Tuesday, March 21, 2017
Daniel Hemel (Chicago) presents The Federalist Safeguards of Progressive Taxation at Georgetown today as part of its Tax Law and Public Finance Workshop Series hosted by John Brooks and Itai Grinberg.
This essay considers the distributional consequences of the Supreme Court’s federalism jurisprudence over the past quarter century, focusing specifically on the anticommandeering, anti-coercion, and state sovereign immunity doctrines. The first of these doctrines prevents Congress from compelling the states to administer federal programs; the second prevents Congress from achieving the same result through offers that for practical purposes the states cannot refuse; the third prohibits Congress from abrogating state sovereign immunity outside a limited class of cases. These doctrines vest the states with valuable entitlements and allow the states to sell those entitlements back to Congress for a price. In this respect, the doctrines have an intergovernmental distributional effect, shifting wealth from the federal government to the states.
The distributional consequences of the anti-commandeering, anti-coercion, and state sovereign immunity doctrines are not purely intergovernmental, however. The doctrines also have potential implications for the distribution of wealth across individuals and households. By forcing Congress to bear a larger share of the costs of federal programs, and by shifting some of the costs of liability-imposing statutes from the states to Congress, these doctrines allow the states to raise less revenue and compel Congress to raise more. For a number of historical as well as structural reasons, the federal tax system is dramatically more progressive than even the most progressive state tax systems, and so the reallocation of fiscal responsibility resulting from these federalism doctrines causes more revenue-raising to occur via the more progressive system. The likely net effect is a shift in wealth from higher-income households (who bear a larger share of the federal tax burden) to lower- and middle-income households (who would have borne a larger share of the burden of state taxes).

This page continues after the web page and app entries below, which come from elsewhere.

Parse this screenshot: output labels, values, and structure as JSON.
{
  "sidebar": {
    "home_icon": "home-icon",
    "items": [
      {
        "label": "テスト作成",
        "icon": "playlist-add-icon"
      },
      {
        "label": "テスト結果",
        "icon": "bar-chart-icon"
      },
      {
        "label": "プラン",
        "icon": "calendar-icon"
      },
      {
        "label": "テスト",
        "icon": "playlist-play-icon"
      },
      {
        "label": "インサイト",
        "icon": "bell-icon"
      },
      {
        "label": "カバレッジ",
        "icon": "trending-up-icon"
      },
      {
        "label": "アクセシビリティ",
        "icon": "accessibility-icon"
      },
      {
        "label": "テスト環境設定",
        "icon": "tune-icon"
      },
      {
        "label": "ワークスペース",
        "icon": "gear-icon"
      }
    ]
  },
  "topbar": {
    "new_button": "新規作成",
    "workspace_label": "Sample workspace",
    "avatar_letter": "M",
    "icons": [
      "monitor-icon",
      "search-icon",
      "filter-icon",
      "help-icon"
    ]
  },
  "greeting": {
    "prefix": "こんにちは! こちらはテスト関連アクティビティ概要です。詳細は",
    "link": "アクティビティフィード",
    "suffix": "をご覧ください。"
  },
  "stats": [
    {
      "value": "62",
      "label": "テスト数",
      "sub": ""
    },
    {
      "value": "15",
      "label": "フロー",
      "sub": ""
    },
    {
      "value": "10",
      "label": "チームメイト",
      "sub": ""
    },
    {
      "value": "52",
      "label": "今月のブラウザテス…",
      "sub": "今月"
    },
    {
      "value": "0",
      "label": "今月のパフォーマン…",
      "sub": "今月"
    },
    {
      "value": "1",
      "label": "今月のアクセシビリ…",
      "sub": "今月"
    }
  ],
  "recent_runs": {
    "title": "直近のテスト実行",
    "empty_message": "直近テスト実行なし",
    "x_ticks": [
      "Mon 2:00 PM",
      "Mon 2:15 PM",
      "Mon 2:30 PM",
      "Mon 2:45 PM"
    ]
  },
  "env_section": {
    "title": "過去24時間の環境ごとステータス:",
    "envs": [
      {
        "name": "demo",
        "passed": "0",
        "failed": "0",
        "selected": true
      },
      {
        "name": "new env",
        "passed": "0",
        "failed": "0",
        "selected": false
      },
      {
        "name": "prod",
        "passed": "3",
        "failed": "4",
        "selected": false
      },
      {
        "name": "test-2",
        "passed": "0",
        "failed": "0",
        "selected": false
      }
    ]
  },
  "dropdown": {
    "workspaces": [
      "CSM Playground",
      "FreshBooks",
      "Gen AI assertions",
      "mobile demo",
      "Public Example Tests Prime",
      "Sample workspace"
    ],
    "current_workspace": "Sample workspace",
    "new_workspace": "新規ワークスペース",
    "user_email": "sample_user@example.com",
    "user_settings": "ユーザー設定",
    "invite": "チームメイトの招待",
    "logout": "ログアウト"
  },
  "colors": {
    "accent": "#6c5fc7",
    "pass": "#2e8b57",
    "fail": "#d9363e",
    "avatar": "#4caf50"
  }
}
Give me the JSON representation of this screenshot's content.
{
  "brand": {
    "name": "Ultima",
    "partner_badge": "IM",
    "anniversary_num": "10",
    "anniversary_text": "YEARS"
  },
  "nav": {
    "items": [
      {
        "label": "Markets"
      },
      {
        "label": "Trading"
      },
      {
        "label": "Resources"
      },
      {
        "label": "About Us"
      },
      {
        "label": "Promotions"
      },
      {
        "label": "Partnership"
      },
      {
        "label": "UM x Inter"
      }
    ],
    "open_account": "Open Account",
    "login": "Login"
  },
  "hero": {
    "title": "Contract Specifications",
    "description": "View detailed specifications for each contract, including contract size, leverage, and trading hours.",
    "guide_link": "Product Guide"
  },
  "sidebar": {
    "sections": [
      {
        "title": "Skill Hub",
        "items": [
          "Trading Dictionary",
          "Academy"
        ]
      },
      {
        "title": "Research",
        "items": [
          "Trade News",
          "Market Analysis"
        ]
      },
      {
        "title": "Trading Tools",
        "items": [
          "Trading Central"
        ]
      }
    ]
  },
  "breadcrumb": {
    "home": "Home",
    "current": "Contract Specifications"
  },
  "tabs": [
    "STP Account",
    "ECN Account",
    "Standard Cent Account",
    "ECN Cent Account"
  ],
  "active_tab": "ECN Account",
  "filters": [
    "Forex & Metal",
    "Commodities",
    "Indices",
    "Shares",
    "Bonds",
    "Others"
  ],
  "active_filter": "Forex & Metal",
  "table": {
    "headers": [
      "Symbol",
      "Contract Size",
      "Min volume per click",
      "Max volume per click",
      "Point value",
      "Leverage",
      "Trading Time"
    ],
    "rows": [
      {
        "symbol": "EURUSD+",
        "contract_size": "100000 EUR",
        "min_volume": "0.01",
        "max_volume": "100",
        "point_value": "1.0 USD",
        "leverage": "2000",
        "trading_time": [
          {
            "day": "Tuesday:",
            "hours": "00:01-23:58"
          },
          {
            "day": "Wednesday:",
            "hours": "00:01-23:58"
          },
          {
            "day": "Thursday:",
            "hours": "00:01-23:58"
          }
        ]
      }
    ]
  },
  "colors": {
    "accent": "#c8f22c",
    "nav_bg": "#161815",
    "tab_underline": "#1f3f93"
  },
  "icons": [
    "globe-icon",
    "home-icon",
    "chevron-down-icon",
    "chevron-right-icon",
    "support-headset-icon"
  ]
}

This conclusion comes with a number of caveats. The distributional consequences of the Supreme Court’s federalism doctrines may be moderated—or magnified—by differences in federal and state spending priorities. Moreover, the doctrines may affect the size of government as well as the allocation of fiscal responsibility across levels of government (though the net effect on government size is ambiguous). And the doctrines may have distributional consequences that are not only interpersonal, but also intergenerational. What seems clear from the analysis in this essay is that federalism doctrines affect the distribution of income and wealth in subtle and sometimes unexpected ways, and that a comprehensive understanding of wealth inequality in the United States requires careful attention to key features of our fiscal constitution.